Images excepted, the data below must be repeated exactly.

Data items

# # # #

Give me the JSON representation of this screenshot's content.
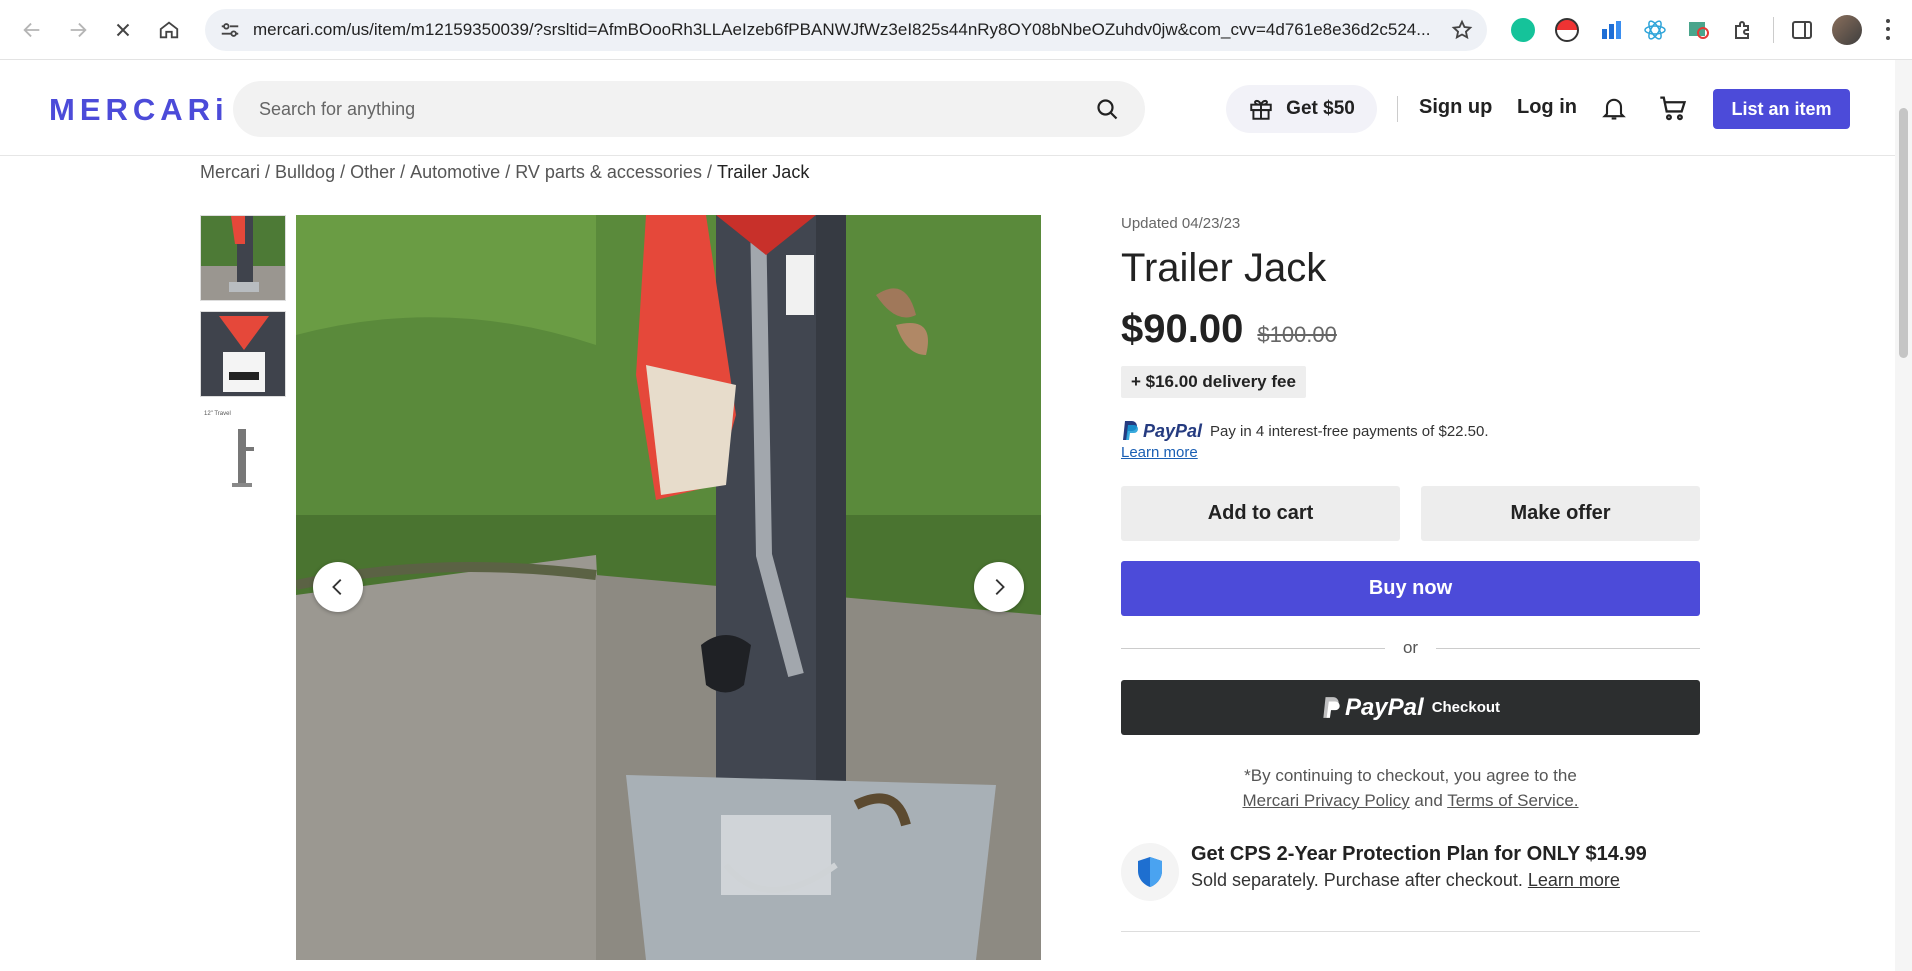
{
  "browser": {
    "url": "mercari.com/us/item/m12159350039/?srsltid=AfmBOooRh3LLAeIzeb6fPBANWJfWz3eI825s44nRy8OY08bNbeOZuhdv0jw&com_cvv=4d761e8e36d2c524..."
  },
  "header": {
    "logo": "MERCARi",
    "search_placeholder": "Search for anything",
    "get50_label": "Get $50",
    "signup_label": "Sign up",
    "login_label": "Log in",
    "list_item_label": "List an item"
  },
  "breadcrumb": {
    "items": [
      "Mercari",
      "Bulldog",
      "Other",
      "Automotive",
      "RV parts & accessories"
    ],
    "separator": " / ",
    "current": "Trailer Jack"
  },
  "product": {
    "updated": "Updated 04/23/23",
    "title": "Trailer Jack",
    "price": "$90.00",
    "original_price": "$100.00",
    "delivery_fee": "+ $16.00 delivery fee",
    "paypal_brand": "PayPal",
    "paypal_text": "Pay in 4 interest-free payments of $22.50.",
    "paypal_learn_more": "Learn more",
    "add_to_cart_label": "Add to cart",
    "make_offer_label": "Make offer",
    "buy_now_label": "Buy now",
    "or_label": "or",
    "paypal_checkout_brand": "PayPal",
    "paypal_checkout_label": "Checkout",
    "disclaimer_prefix": "*By continuing to checkout, you agree to the",
    "privacy_policy": "Mercari Privacy Policy",
    "and_label": "and",
    "terms": "Terms of Service.",
    "cps_title": "Get CPS 2-Year Protection Plan for ONLY $14.99",
    "cps_sub": "Sold separately. Purchase after checkout.",
    "cps_learn_more": "Learn more"
  },
  "thumbnails": [
    {
      "name": "thumb-trailer-jack-photo"
    },
    {
      "name": "thumb-bulldog-label"
    },
    {
      "name": "thumb-product-diagram",
      "caption": "12\" Travel"
    }
  ],
  "colors": {
    "brand": "#4c4bd9",
    "paypal_dark": "#253b80",
    "paypal_light": "#179bd7",
    "checkout_bg": "#2c2e2f"
  }
}
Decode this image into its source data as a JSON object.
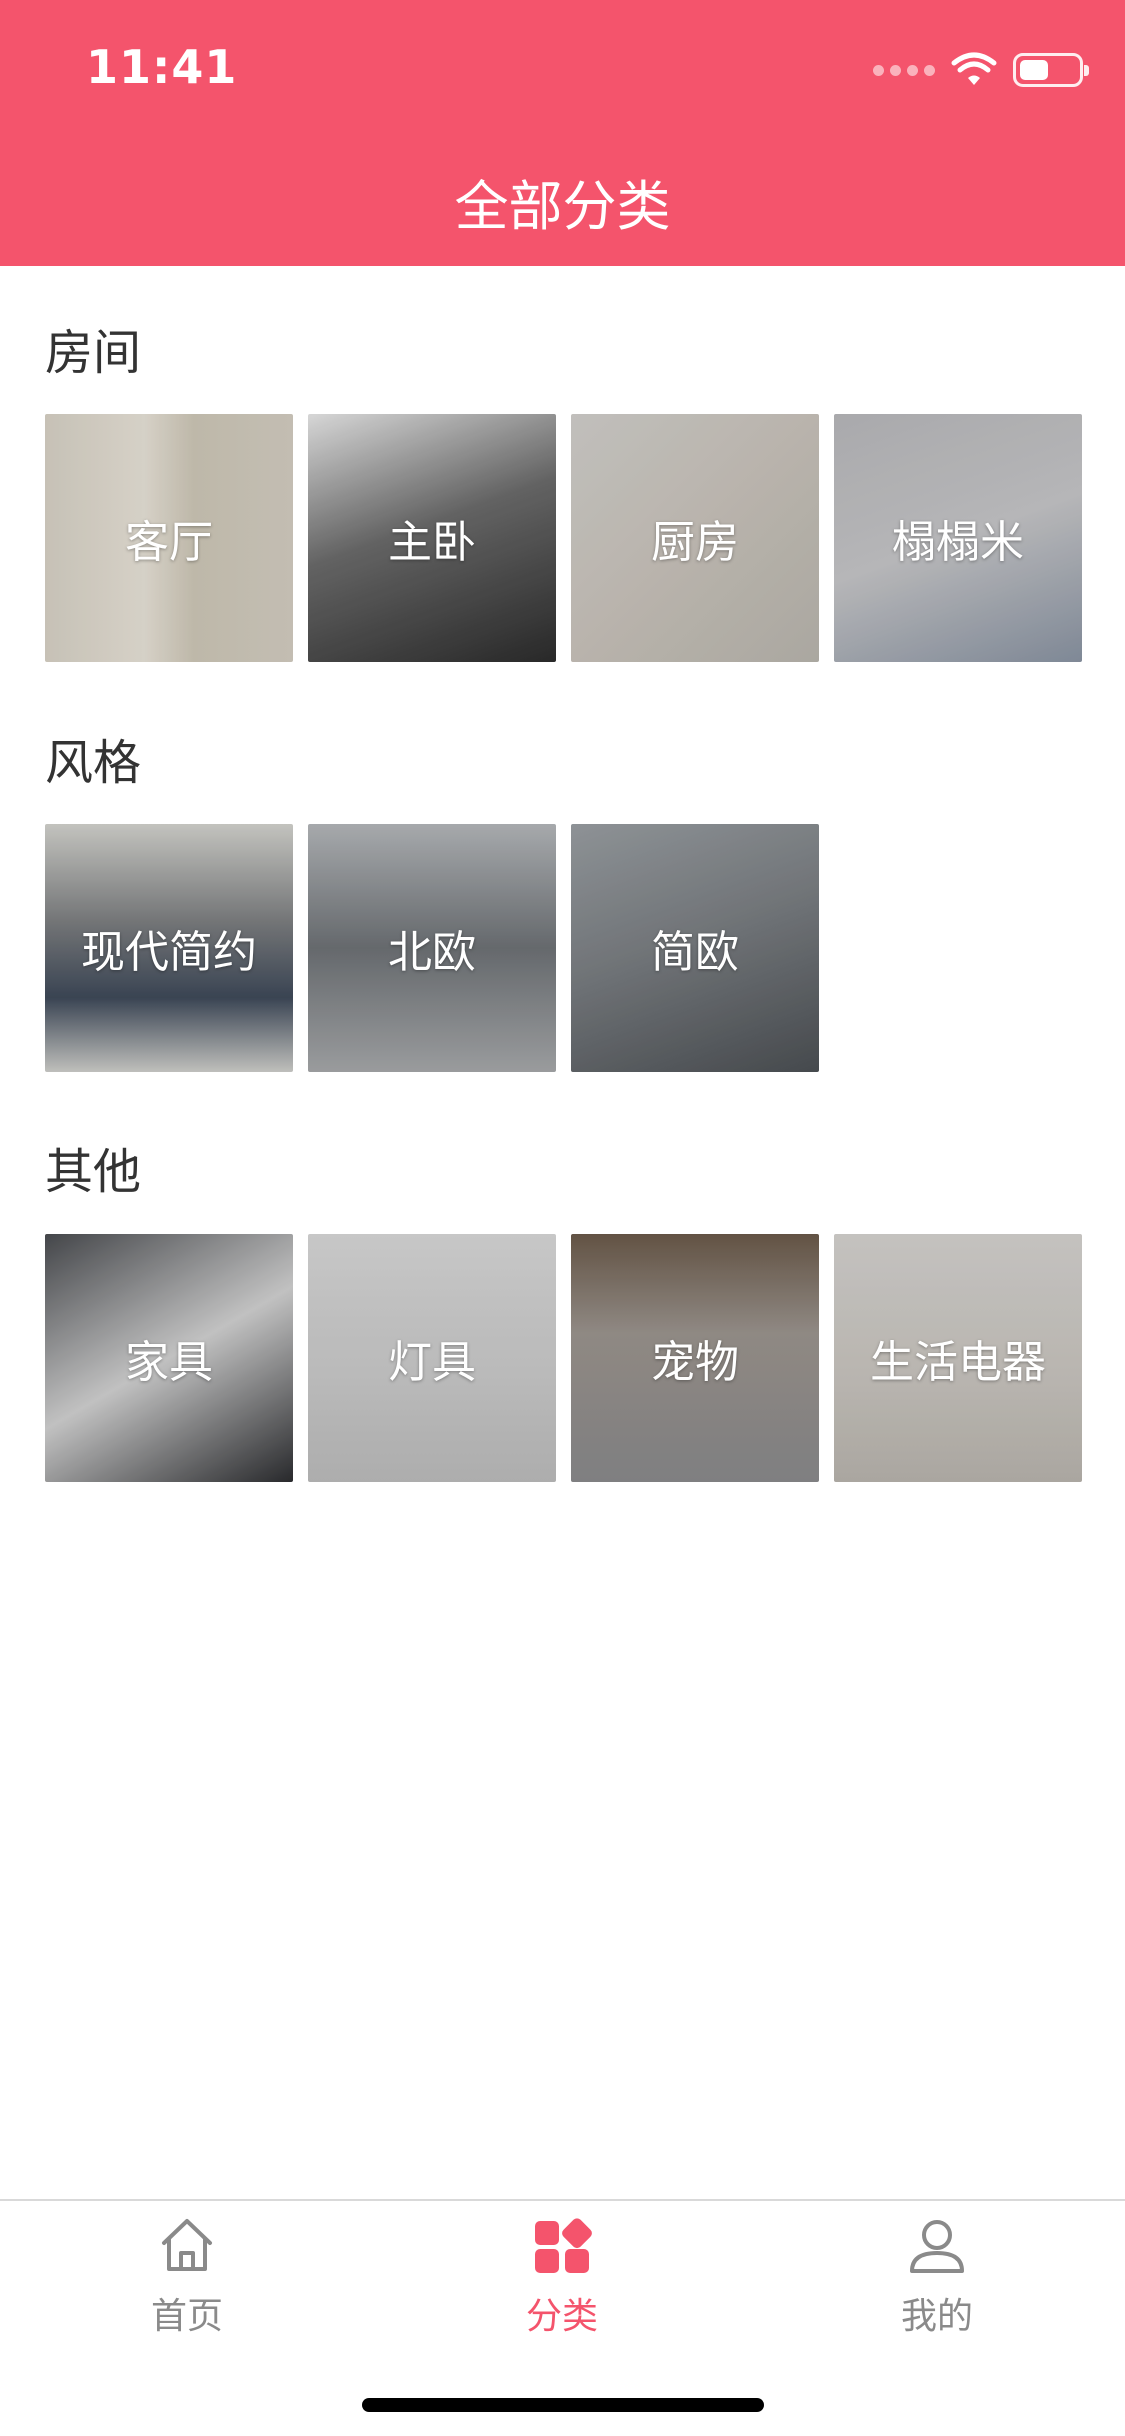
{
  "status": {
    "time": "11:41"
  },
  "header": {
    "title": "全部分类",
    "color": "#f4546c"
  },
  "sections": [
    {
      "title": "房间",
      "items": [
        "客厅",
        "主卧",
        "厨房",
        "榻榻米"
      ]
    },
    {
      "title": "风格",
      "items": [
        "现代简约",
        "北欧",
        "简欧"
      ]
    },
    {
      "title": "其他",
      "items": [
        "家具",
        "灯具",
        "宠物",
        "生活电器"
      ]
    }
  ],
  "tabs": [
    {
      "label": "首页",
      "icon": "home-icon",
      "active": false
    },
    {
      "label": "分类",
      "icon": "category-icon",
      "active": true
    },
    {
      "label": "我的",
      "icon": "user-icon",
      "active": false
    }
  ]
}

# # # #

Response for this exercise:
Give me the JSON representation of this screenshot's content.
{
  "browser": {
    "url": "mercari.com/us/item/m12159350039/?srsltid=AfmBOooRh3LLAeIzeb6fPBANWJfWz3eI825s44nRy8OY08bNbeOZuhdv0jw&com_cvv=4d761e8e36d2c524..."
  },
  "header": {
    "logo": "MERCARi",
    "search_placeholder": "Search for anything",
    "get50_label": "Get $50",
    "signup_label": "Sign up",
    "login_label": "Log in",
    "list_item_label": "List an item"
  },
  "breadcrumb": {
    "items": [
      "Mercari",
      "Bulldog",
      "Other",
      "Automotive",
      "RV parts & accessories"
    ],
    "separator": " / ",
    "current": "Trailer Jack"
  },
  "product": {
    "updated": "Updated 04/23/23",
    "title": "Trailer Jack",
    "price": "$90.00",
    "original_price": "$100.00",
    "delivery_fee": "+ $16.00 delivery fee",
    "paypal_brand": "PayPal",
    "paypal_text": "Pay in 4 interest-free payments of $22.50.",
    "paypal_learn_more": "Learn more",
    "add_to_cart_label": "Add to cart",
    "make_offer_label": "Make offer",
    "buy_now_label": "Buy now",
    "or_label": "or",
    "paypal_checkout_brand": "PayPal",
    "paypal_checkout_label": "Checkout",
    "disclaimer_prefix": "*By continuing to checkout, you agree to the",
    "privacy_policy": "Mercari Privacy Policy",
    "and_label": "and",
    "terms": "Terms of Service.",
    "cps_title": "Get CPS 2-Year Protection Plan for ONLY $14.99",
    "cps_sub": "Sold separately. Purchase after checkout.",
    "cps_learn_more": "Learn more"
  },
  "thumbnails": [
    {
      "name": "thumb-trailer-jack-photo"
    },
    {
      "name": "thumb-bulldog-label"
    },
    {
      "name": "thumb-product-diagram",
      "caption": "12\" Travel"
    }
  ],
  "colors": {
    "brand": "#4c4bd9",
    "paypal_dark": "#253b80",
    "paypal_light": "#179bd7",
    "checkout_bg": "#2c2e2f"
  }
}
Decode this image into its source data as a JSON object.
{
  "status": {
    "time": "11:41"
  },
  "header": {
    "title": "全部分类",
    "color": "#f4546c"
  },
  "sections": [
    {
      "title": "房间",
      "items": [
        "客厅",
        "主卧",
        "厨房",
        "榻榻米"
      ]
    },
    {
      "title": "风格",
      "items": [
        "现代简约",
        "北欧",
        "简欧"
      ]
    },
    {
      "title": "其他",
      "items": [
        "家具",
        "灯具",
        "宠物",
        "生活电器"
      ]
    }
  ],
  "tabs": [
    {
      "label": "首页",
      "icon": "home-icon",
      "active": false
    },
    {
      "label": "分类",
      "icon": "category-icon",
      "active": true
    },
    {
      "label": "我的",
      "icon": "user-icon",
      "active": false
    }
  ]
}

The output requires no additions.